The Electoral College is a necessary part of the election process. You will hear critics argue that it takes power away from the American public, and gives the decision of who our next President will be to the States. How is that a Democracy? How is it right that a candidate could win the popular vote of the American People, but not be appointed President? The answer comes in three simple facts. The Electoral College represents American ideals in government, it eliminates corrupt bargaining between politicians, and preserves Federalism.
Before we really begin, how does the Electoral College work? Every four years, on the Tuesday following the first Monday of November, something happens that determines who leads out nation. Presidential elections! Americans from all over the nation will cast their vote for who they think should be the next President of the United States, but the President may not necessarily be the winner of the Popular vote. The Electoral college is the group who really decides who our new leader will be. Voters elect electors who will go to Washington to form the Electoral college. Each State gets a number of electors equal to the number of their Representatives in the House plus their Senators in the Senate. On the Monday after the second Wednesday in December, these electors cast their own vote for who the next president will be. Their votes are then sealed and delivered to the current Vice-President who will open and tally them on January 6th. Most electors will cast their vote to reflect the way the majority in their State voted, while some vote based on party. In only a few rare instances has the Popular vote ever varied from the Electoral Vote. It’s also important to note that a candidate must also receive a minimum of 270 electoral votes, and that if no candidate can secure the minimum number of votes, and no clear majority leader is seen, the decision goes to the House of Representatives to figure out.
The Electoral College was written into the Constitution with the sole intent to keep the American people from directly electing their next President. On July 19, 1787, Delegate Gerry said, “The people are uninformed, and would be misled by a few designing men.” The Founding Fathers did not believe that the American people were capable of making the correct decision, so elections were set up just like the rest of the new Government. The beauty of the government of the United States is that it is a Representative Democracy, or a system where people elect representatives to make decisions for them. In Congress, every new law is not voted on by the American Public. The elected representatives assembled in the House of Representatives and the Senate vote on bills to become laws. Under this system, candidates who have been selected by the people of the United States cast their electoral votes for who they believe would be the best President. These representatives are a good indication of how the people in their State would vote anyway, as those people were the ones who elected the representatives.

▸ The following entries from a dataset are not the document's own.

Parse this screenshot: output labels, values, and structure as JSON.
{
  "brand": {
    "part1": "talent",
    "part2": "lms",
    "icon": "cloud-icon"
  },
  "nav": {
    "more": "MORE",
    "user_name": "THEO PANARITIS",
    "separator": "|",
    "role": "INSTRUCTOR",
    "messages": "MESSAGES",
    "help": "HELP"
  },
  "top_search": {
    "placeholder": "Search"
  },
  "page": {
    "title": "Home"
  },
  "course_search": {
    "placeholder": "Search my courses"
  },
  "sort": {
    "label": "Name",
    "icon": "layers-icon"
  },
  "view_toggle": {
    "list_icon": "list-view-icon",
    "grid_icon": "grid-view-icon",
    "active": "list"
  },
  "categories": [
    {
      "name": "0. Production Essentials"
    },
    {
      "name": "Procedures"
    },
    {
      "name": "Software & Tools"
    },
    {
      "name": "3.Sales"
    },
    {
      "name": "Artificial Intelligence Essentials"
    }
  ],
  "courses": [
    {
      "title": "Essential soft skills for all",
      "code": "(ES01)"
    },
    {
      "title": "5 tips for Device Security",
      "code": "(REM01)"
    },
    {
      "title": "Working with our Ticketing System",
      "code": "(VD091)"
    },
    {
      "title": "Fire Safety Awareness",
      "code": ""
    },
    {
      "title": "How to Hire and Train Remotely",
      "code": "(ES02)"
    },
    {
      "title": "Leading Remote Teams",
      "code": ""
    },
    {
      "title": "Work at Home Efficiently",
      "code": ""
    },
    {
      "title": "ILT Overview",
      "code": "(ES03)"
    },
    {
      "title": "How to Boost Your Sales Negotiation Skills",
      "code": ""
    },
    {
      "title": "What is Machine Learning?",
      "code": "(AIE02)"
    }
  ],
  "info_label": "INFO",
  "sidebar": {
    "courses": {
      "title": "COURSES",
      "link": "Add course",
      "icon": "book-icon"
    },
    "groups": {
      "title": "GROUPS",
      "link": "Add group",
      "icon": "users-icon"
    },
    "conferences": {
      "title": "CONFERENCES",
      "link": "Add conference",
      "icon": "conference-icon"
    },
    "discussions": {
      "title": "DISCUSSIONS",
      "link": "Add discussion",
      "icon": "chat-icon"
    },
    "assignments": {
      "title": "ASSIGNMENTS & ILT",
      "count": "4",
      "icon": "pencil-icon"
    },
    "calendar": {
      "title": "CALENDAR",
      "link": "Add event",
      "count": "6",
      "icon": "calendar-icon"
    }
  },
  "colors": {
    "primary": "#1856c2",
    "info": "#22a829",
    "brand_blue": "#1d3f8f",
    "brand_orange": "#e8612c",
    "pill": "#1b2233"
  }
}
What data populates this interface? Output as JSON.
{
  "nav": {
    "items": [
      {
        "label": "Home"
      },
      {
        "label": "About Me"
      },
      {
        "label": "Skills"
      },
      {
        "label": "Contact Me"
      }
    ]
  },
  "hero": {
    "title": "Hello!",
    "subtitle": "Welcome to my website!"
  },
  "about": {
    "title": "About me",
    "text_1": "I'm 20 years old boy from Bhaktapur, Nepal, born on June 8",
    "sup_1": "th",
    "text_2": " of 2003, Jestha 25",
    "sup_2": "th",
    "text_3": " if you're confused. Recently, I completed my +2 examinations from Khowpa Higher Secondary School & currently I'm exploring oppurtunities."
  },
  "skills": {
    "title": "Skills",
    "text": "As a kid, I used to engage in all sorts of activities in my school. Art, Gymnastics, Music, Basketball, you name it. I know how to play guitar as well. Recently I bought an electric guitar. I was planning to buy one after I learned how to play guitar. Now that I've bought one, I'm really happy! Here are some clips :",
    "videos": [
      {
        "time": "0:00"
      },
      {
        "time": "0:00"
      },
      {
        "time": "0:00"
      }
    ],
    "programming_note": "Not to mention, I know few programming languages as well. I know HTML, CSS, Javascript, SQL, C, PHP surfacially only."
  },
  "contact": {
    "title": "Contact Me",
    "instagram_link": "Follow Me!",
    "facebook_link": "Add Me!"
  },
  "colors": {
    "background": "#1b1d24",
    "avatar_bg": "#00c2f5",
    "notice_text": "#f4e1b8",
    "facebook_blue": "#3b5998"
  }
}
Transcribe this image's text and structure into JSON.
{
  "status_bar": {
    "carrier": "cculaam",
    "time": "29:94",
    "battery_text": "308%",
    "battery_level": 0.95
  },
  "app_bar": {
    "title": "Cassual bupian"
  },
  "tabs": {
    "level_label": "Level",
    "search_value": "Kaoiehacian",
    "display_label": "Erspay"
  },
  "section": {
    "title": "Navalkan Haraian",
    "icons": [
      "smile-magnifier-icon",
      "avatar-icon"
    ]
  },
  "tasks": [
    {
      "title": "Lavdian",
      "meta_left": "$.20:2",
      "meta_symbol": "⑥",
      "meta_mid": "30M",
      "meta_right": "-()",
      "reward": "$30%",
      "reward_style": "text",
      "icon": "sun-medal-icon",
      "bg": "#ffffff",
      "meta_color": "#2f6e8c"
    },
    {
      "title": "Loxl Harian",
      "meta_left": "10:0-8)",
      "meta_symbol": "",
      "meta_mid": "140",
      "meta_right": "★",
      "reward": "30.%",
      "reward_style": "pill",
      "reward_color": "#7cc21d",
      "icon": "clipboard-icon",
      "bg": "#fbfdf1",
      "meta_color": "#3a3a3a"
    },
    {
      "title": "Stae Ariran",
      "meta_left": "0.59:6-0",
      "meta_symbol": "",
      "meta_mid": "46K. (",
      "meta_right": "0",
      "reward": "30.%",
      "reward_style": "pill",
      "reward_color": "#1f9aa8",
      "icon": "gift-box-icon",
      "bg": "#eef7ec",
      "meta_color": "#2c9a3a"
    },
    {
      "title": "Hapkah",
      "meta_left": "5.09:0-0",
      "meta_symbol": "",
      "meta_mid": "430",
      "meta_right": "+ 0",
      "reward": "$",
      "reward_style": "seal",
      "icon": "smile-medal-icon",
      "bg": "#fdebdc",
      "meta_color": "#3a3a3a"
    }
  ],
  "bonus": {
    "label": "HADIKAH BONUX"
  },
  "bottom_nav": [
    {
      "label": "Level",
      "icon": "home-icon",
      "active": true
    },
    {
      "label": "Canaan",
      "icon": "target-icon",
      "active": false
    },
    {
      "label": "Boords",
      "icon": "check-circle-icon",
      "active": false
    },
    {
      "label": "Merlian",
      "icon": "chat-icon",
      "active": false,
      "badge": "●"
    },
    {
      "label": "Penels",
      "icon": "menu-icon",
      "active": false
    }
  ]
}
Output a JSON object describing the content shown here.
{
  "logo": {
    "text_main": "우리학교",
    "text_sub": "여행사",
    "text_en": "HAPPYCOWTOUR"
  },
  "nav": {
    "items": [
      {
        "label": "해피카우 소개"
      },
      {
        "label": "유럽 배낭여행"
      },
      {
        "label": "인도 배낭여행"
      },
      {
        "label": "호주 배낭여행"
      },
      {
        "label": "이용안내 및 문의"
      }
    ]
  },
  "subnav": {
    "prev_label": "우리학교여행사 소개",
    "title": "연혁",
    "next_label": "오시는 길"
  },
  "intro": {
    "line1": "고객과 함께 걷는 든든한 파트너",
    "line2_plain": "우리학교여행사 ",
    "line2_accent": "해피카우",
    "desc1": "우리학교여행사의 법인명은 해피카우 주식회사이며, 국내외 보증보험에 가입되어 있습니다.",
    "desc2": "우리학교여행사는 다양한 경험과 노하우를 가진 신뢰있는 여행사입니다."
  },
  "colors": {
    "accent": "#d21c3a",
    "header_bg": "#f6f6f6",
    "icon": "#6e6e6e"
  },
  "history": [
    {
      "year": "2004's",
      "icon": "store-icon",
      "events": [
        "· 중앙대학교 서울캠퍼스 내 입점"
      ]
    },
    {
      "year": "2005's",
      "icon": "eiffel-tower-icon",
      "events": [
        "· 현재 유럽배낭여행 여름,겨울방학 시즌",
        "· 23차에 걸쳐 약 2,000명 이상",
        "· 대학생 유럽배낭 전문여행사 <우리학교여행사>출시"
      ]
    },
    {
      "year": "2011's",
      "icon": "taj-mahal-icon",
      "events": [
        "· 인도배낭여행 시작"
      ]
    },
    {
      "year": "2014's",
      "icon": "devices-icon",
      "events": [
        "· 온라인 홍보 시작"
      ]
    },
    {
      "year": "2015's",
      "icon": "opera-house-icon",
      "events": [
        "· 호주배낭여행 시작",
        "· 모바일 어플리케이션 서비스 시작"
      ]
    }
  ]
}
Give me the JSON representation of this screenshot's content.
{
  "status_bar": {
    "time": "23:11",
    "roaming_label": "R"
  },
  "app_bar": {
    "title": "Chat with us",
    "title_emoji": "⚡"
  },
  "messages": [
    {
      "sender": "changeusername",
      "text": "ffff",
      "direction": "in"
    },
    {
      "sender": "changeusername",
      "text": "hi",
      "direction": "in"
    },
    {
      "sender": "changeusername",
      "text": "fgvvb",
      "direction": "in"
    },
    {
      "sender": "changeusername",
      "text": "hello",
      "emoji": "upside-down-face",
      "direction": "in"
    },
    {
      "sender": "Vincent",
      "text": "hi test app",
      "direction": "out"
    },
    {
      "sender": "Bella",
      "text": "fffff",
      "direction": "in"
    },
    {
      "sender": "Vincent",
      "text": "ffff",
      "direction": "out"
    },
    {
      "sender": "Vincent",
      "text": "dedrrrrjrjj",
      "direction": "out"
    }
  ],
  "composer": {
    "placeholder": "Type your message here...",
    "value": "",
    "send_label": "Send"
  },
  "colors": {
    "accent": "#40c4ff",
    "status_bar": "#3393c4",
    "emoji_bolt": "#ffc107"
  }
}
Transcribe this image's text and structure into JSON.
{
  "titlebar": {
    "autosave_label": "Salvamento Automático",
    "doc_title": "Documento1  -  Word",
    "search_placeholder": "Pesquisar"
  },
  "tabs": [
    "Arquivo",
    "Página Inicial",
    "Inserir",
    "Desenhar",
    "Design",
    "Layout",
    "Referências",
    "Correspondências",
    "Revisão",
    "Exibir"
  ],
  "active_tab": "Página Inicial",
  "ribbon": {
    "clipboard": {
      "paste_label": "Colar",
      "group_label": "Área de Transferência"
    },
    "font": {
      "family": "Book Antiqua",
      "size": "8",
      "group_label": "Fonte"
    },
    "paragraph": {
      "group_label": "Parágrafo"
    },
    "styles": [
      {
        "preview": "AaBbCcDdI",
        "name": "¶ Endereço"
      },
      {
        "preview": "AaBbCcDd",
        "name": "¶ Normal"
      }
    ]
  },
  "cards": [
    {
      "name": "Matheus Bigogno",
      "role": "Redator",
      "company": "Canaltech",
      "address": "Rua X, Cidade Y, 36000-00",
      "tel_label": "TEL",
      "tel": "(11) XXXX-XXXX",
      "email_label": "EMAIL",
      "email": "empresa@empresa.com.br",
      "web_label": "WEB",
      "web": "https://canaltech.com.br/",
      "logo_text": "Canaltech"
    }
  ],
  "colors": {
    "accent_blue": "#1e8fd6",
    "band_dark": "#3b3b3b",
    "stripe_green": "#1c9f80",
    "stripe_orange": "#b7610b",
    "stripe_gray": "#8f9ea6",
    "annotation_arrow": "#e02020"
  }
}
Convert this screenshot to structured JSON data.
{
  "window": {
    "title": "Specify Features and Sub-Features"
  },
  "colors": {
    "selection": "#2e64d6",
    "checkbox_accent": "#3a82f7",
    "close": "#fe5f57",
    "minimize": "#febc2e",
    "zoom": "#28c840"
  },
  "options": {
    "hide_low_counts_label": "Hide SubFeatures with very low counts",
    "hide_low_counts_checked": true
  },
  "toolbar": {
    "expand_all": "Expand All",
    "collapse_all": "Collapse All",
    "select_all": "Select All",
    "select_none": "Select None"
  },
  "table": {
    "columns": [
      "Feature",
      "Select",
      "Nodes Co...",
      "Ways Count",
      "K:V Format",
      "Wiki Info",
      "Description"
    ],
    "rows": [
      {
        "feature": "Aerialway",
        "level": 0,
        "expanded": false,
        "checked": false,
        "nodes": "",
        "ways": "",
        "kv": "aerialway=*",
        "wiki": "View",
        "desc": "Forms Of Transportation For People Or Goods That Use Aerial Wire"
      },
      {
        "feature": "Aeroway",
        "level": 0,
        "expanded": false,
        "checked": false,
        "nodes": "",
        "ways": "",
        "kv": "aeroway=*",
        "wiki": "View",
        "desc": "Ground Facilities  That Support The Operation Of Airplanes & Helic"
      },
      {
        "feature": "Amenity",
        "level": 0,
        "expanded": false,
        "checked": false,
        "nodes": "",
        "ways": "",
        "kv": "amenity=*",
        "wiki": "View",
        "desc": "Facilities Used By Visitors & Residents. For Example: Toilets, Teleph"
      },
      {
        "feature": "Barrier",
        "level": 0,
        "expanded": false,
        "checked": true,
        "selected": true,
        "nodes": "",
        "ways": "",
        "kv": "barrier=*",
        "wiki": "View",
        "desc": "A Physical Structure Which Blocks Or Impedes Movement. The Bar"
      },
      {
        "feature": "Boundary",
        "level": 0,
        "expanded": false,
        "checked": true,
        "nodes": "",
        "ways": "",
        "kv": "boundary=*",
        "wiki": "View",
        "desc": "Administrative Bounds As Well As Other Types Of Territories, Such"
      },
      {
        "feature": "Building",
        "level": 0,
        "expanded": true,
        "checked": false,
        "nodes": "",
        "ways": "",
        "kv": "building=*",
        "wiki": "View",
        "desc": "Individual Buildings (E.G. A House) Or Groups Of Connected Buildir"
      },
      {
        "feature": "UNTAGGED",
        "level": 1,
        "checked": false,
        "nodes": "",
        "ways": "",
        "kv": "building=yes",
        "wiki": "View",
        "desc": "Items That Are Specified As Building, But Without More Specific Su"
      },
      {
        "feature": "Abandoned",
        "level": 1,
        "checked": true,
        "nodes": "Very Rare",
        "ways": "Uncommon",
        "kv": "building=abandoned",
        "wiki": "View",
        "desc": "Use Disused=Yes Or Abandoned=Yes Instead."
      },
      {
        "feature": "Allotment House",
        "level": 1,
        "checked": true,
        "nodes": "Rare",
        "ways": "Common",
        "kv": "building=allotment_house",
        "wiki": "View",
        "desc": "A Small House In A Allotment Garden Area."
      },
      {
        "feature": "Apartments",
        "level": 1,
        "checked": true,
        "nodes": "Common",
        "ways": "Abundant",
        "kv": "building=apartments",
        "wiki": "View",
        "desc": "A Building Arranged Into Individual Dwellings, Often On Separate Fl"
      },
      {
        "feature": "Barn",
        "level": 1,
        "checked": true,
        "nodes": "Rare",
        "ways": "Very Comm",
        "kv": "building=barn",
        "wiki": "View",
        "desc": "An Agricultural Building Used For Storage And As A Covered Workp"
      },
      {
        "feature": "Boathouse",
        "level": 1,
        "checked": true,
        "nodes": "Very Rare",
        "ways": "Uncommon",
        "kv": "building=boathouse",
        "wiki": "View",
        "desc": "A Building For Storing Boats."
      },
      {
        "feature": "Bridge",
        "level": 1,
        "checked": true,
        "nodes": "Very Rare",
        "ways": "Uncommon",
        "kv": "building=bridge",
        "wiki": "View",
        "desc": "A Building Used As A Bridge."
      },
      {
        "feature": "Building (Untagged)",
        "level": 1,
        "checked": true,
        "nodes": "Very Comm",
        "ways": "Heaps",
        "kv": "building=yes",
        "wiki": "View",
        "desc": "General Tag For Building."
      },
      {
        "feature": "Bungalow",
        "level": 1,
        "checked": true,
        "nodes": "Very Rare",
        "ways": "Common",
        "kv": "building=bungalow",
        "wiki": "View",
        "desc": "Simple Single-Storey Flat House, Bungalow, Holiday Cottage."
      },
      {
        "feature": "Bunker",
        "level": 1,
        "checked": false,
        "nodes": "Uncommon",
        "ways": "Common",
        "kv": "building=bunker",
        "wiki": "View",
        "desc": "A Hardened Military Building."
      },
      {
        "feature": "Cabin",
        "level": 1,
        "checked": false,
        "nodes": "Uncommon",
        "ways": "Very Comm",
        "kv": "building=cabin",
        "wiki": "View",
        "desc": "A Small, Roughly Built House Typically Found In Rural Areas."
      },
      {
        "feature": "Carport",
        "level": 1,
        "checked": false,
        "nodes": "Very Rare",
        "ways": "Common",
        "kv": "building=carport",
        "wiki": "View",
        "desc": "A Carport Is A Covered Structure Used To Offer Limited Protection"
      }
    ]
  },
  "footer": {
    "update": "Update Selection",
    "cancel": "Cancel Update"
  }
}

The Electoral College prevents the corrupt bargaining of unscrupulous politicians. Politicians are allowed to trade their Popular votes. If one candidate needed 4% of the vote to win, and a third party had an “extra” 5%, he could simply make a deal saying, “If you make me a member of your cabinet, and let me do the things that I want while I’m there, I’ll give you my part of the vote.” Another benefit is that it also prevents massive voter fraud. Even if the state of California were to have 500,000 extra votes (in an attempt to swing the Popular vote) it would have absolutely no bearing on the outcome of the election. California still only has 55 electoral votes to work with.
Federalism is preserved through the Electoral College. If it weren’t for the Founding Fathers and their keen insight, then candidates would only campaign in densely populated areas. All of the efforts in a Presidential campaign would be focused in the big states like New York, California, and Texas where the majority of the population lives. With the Electoral College, a small State may have less power through the House of Representatives, but the Senate is an equalizer. In this way, the Majority groups in the United States don’t become a Tyranny. This is the way the Founding Fathers planned it to be. The entire reason for the rebellion and creation of the new nation was to escape a land and government where only the majority groups held power. Separation of Powers was very important to the Founding Fathers, and that is precisely what they created in our Government.
The Electoral College is a vital part of the American system of election. It preserves Federalism, represents the American ideals of Government, and prevents the corrupt bargaining of different lobbying politicians. It was engineered to provide a separation of powers in the election of the President. Critics may complain that the Electoral College does not truly reflect the wants and needs of the American people as a whole, but if you look at the record, the outcome of the Popular and Electoral votes have only had a different outcome twice in American History. The Electoral College is one of the few institutions that has remained largely unchanged by the American people since the time of the Founding Fathers, and it will last for many centuries to come.